“This is equivalent to what around four million Australians on the median wage would earn in a week.”
“We must get people back into jobs and back into work.”
He points out the longer people are unemployed, the harder it is to rejoin the workforce – in the early 1990s, unemployment increased by 5% over three years, then took seven years to get back to its former level.
“As has been remarked, unemployment went up in the elevator, and went down by the stairs. In the current coronavirus, it is expected the unemployment rate will go up by around 5% in three months, let alone three years. It underlines the importance of getting people back to work as soon as possible to avoid the long-term economic and social impacts from a high unemployment rate.”

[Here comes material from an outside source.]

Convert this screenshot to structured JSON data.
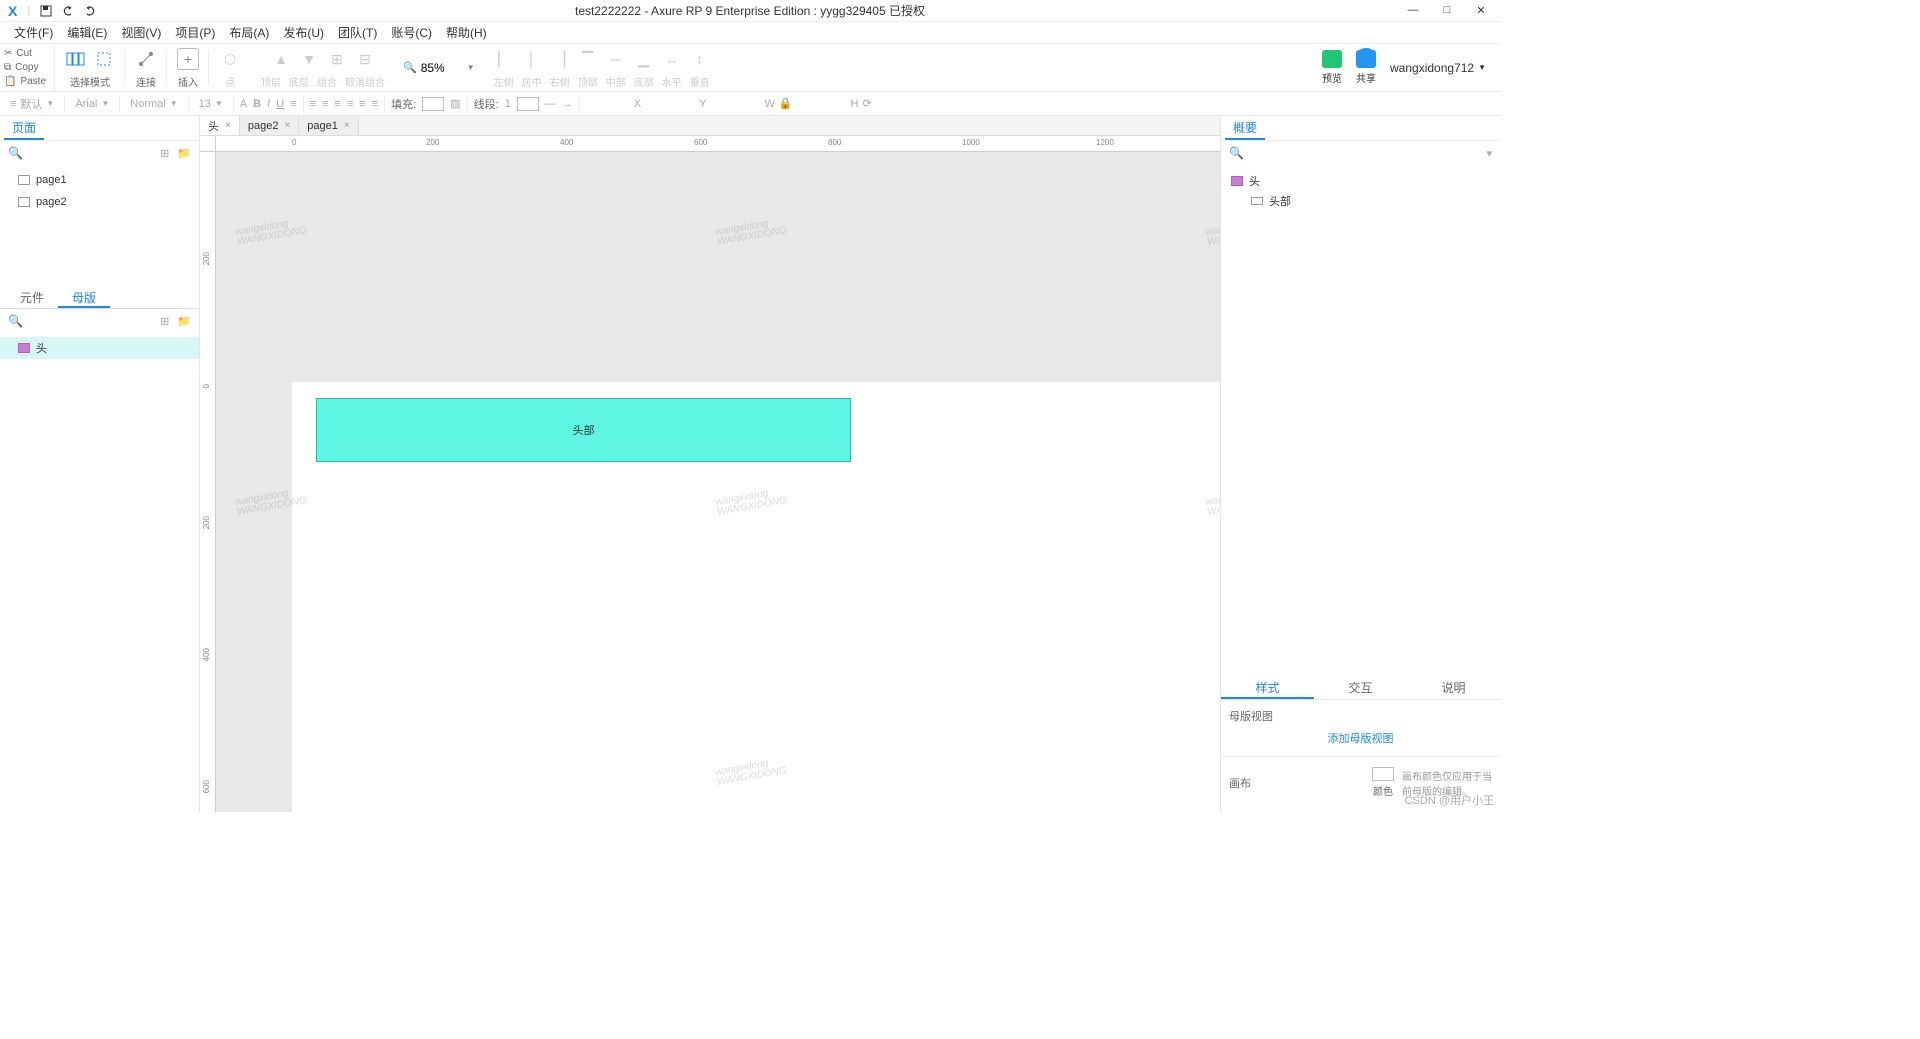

The national cabinet meets on Tuesday and Friday, with announcements on Friday about unwinding some restrictions.
JACINDA ARDERN JOINS TUESDAY’S NATIONAL CABINET
New Zealand Prime Minister Jacinda Ardern has been invited to join Tuesday’s national cabinet meeting. She said on Monday the meeting would discuss “the creation of a trans-Tasman travel bubble”.
But Ardern added the caveat: “Don’t expect this to happen in a couple of weeks time”. The health gains made in New Zealand had to be locked in, she said.
When Ardern spoke to the media on Monday, New Zealand had had no new cases in the previous 24 hours. Its strategy is one of trying to eliminate the virus, while Australia’s strategy has been one of suppression.
Ardern said Tuesday’s meeting “is without precedent”; it highlighted “the mutual importance of our two countries, and economies, to each other.
“Both our countries’ strong record on fighting the virus has placed us in the enviable position of being able to plan the next stage in our economic rebuild, and to include tran-Tasman travel and engagement in our strategy.”
There will be discussion at the meeting of the progress of Australia’s COVIDSafe app. More than 4.5 million people have downloaded it so far.
National cabinet will also receive a presentation on COVID safe workplaces, which has been a project of the National COVID-19 Coordination Commission.
In his speech Frydenberg says when widespread restrictions were imposed in March Treasury estimated a 10-12% fall in GDP in the June quarter, the equivalent of about $50 billion.
If these restrictions had been akin to the eight-week lockdown in Europe, the impact on GDP could have been 24%, or $120 billion, in the June quarter, he says.
“This would have seen enormous stress on our financial system as a result of increased balance sheet impairments, widespread firm closures, higher unemployment and household debt. This was the cliff we were standing on.”
But notwithstanding Australia’s success in suppressing the virus and its unprecedented economic response, “our economic indicators are going to get considerably worse in the period ahead before they get better.
“Some of the hardest hit sectors like retail and hospitality are among the biggest employers, accounting for more than two million employees between them.”
Credit card data from the banks showed spending on arts and recreational services, accommodation and food services down about 60% and 70% respectively in late April compared to the year before.
“Despite the toilet paper boom and the record increase in retail trade in March due to panic buying, overall consumption, according to NAB data, has fallen 19.5% since the start of the year, with declines across all jurisdictions.”
Treasury forecasts unemployment doubling to 10% in the June quarter, but it could have been 15% without the JobKeeper package, Frydenberg says.
“The economic shock the world is confronting dwarfs the GFC,” he says.
He says Australia has the advantage of having made real progress in suppressing the virus’s spread without a full lockdown. Agriculture, mining and construction have continued – 85% of mining businesses were still operating this month.
“We are by no means out of this crisis,” Frydenberg says. “Nevertheless as we build to the recovery phase, we must also turn our minds to the changes that will be needed to further drive economic growth and employment.”